scanf( "%d", &N );

/* Should there be some error catching here ?
What if the user inputs a string,-1,or 10,000 ?
get_num_of_ints( arr, r, N, &first, &count ) does do some bounds
checking, but doesn't emit any error messages.
Beware, the user can always think of something unusual.
*/

int a = get_num_of_ints( arr, r, N, &first, &count );

/* If the function returns -1 then the value is not found.
// This is different to the user inputting something out of range



Is it worth making -1 a const ?

const int EXIT_CODE = -1;  // or
const int SUCCESS = -1;

// I forgot it was C so maybe

#define EXIT_CODE -1       // or
#define SUCCESS -1         // or whatever -1 equals ?


If you were going to use C++, perhaps less pointers ?

Is it worth defining what size and sign your integers are going to be eg u/int32_t, u/int64_t etc ? Available in stdint.h

I'm not going to review the code, but rather give an algorithmic hint.

If that was actually some programming contest, there will probably be some weird test cases in it. One of weirdest I can think of is a loooong list of equal values. It will make the code presented to scan the whole list, which takes a loooong linear time.

You could save a complexity by getting rid of linear scans and making two binary searches instead, with different conditions: one for the first element equal to the sought one, and one for the last equal.

Then you just test if the desired key was found and (if so) how far apart the two searches stopped.

Before we even look at the interface and algorithm, there's a few issues to address:

• <string.h> and <stddef.h> aren't required, as far as I can see (note that <stdlib.h> must provide size_t, if that's why the latter was included).

• int main() is a non-prototype definition; prefer int main(void) instead.

• There's no check that scanf() successfully converted a value. This lack of checking is a serious bug. If scanf() doesn't return 1 here, we need to take corrective action (consume input and prompt again, or just write a message to stderr and return EXIT_FAILURE).

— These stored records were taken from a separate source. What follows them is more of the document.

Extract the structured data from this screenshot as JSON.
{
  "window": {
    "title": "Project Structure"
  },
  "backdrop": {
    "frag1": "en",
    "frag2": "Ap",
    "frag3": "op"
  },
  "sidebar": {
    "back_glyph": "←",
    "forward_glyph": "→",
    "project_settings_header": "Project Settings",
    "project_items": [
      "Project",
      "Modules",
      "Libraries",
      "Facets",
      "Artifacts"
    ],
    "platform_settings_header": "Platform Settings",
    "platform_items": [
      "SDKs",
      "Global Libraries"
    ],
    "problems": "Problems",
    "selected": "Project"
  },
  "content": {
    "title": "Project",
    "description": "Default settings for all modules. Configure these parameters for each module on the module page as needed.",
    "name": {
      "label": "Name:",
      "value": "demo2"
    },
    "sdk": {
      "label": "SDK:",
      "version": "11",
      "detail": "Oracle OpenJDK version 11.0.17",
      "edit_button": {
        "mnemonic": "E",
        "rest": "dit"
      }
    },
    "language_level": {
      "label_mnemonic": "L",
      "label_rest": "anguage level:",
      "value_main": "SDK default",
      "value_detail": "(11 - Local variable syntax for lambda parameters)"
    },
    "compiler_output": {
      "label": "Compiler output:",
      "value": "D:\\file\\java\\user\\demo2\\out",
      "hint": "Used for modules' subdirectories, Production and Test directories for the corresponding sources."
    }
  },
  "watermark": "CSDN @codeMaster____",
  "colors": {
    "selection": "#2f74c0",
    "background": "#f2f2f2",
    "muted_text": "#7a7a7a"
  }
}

• We attempt to print the results using %d with size_t values - we should be using %zd instead.

As for the get_num_of_ints() function, there are many narrowing and sign-converting conversions hidden there, due to use of int variables which really ought to be size_t (don't just blindly convert, because subtraction will overflow when r is zero).

To be honest, I don't understand why you're implementing your own binary search from scratch instead of simply using the Standard Library bsearch() for this.

Oh, and the function name is highly misleading, as the return value is not the number of matches; it's the index of first match.

I think all my other observations are mentioned in older answers; there's no point repeating those.